I am a Programme and Grants Manager for the Laureus Sport For Good Foundation South Africa. I manage the Laureus Youth Empowerment through Sport (YES) Programme, which aims to discover and unlock hidden potential within South African youth aged 18-25 in becoming more employable and pursuing their personal goals. The YES programme is the only in-house programme implemented by the Laureus SA Foundation, which runs on an annually basis and consist of two 5-day training residential camps and various accredited courses. Alongside my team I facilitate learning and assist the young leaders to create their action plan to build a sustainable lifestyle with the necessary mentoring support and accountability from the team.
As a Grant Manager, part of my role is to support organisations with capacity building to improve operations and implementation and to manage the relationship between the foundation and the organisations.
My family, particularly my two nieces. The youngest (12 y.o) was born with a condition called Spina Bifida, which makes her life more challenging. They inspire me to get up, try again and do my best to be someone they can look up to and in the process hopefully transfer values and characteristics they can use to live a purposeful life. I also enjoy mentoring young people, and witnessing the transformation within as they realize that they have someone in their corner who believes I them. ‘If you want to achieve your goals, help others achieve their goals.’ – Zig Ziglar
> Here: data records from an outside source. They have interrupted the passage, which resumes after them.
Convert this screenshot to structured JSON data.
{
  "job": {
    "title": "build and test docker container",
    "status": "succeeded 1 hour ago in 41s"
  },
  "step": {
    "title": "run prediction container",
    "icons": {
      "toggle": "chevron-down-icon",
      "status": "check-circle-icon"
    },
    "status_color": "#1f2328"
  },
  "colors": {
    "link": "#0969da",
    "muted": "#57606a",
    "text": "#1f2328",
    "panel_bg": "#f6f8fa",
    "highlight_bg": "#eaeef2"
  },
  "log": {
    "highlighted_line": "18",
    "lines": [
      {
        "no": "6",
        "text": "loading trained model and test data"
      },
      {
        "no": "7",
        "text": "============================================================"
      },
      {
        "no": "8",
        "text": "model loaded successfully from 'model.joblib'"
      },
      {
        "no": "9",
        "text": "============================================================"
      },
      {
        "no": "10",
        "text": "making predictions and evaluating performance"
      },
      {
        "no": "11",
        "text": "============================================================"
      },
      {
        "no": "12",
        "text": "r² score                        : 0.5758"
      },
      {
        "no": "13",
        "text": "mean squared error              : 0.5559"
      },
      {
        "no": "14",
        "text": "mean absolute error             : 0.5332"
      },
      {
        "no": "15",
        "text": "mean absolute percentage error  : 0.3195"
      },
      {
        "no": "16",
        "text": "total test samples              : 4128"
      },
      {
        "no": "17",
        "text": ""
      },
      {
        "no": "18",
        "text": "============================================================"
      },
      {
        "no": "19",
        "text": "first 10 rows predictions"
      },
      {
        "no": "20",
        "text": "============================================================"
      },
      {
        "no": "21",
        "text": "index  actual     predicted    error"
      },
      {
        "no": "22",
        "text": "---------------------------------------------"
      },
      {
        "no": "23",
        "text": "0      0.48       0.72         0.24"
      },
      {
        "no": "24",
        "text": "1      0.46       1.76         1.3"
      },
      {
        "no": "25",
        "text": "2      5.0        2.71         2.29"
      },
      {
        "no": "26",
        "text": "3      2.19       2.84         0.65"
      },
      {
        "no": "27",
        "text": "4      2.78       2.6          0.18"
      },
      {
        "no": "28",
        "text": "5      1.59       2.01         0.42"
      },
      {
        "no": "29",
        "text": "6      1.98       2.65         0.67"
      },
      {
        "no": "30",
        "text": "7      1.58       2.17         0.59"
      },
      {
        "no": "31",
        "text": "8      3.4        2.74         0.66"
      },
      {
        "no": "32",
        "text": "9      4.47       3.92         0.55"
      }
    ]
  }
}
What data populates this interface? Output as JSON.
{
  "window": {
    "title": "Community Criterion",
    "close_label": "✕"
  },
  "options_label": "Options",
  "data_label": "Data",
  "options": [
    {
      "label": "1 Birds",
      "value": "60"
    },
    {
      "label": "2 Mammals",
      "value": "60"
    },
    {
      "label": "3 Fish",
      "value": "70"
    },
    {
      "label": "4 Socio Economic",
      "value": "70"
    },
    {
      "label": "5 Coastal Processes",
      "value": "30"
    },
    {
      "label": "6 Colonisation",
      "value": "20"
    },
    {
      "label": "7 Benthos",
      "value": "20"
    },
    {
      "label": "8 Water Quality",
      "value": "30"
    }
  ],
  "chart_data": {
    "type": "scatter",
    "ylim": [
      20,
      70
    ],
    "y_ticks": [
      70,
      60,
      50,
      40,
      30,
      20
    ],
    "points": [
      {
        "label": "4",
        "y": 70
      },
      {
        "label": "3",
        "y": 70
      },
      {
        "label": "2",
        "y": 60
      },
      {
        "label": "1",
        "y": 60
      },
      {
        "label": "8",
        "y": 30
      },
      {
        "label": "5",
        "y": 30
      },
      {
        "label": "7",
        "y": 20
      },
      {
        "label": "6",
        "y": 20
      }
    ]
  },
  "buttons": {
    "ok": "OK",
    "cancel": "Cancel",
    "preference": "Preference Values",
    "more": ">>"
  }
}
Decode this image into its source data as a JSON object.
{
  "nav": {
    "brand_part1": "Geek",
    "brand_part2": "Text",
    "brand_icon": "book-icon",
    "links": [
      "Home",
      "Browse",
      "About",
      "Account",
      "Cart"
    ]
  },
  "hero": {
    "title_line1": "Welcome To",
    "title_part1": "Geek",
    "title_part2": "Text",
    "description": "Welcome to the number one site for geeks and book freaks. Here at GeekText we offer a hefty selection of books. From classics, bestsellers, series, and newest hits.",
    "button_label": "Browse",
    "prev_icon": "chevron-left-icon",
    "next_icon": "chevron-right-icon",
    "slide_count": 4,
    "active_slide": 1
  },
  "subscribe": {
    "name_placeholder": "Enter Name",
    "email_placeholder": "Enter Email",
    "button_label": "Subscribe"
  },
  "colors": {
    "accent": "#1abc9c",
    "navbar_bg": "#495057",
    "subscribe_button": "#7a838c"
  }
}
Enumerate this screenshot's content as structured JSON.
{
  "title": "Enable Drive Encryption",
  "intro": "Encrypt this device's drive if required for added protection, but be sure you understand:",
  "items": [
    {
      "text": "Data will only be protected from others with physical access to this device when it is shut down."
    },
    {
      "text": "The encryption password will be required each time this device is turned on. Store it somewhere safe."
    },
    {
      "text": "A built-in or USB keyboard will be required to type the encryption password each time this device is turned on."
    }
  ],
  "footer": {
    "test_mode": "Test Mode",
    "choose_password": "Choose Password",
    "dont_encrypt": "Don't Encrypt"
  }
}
My Father, he was the kind of person who was always the same no matter who he spoke to. As a leader, he had this ability to make both young and old believe in themselves, through conversations he would make you feel like you mattered, that there is significance to your existence and exploring that purpose is happiness. He taught me that success is not measured by your status, title or bank balance but that the most valuable things in life are free; love, kindness and peace. He was such an approachable man and made a huge impact in so many lives, both young and old.
I believe the biggest barrier in gender equality is the much needed support from men, and taking public action and speaking up to the inequalities and even if it is unpopular. This form of activism is something that should transpire in every area of our lives. I believe that will be the only way to create an active changed mindset for younger generations to come.
Male athletes have an important role to play. As a men’s team to get behind and support the woman’s teams as well, driving campaigns to draw interest and media which could lead to more financial support and development of female sporting teams.
Always be yourself; authentic and real is way better than being a copy of someone else.
To pursue your career with more than only being focused on excelling in the sport skill, but also the potential of your purpose in whichever role you take on. It will be tough to break the glass ceiling, but should you persist you will be breaking it for all the young girls looking up to you.
Everything will fall into place, so worry less and just be happy. The things that makes you different is your biggest strength.
To hit home the message that sport has a role to play on and off the field, by focussing on the ‘hope’ element and how that can be transferred throughout our lives as we continually pursue our personal and professional goals. There are so many ‘for good’ initiatives that can be activated and implemented through sport which could impact those around us, our communities and ultimately the world and how it can enhance how we interact and co-exist.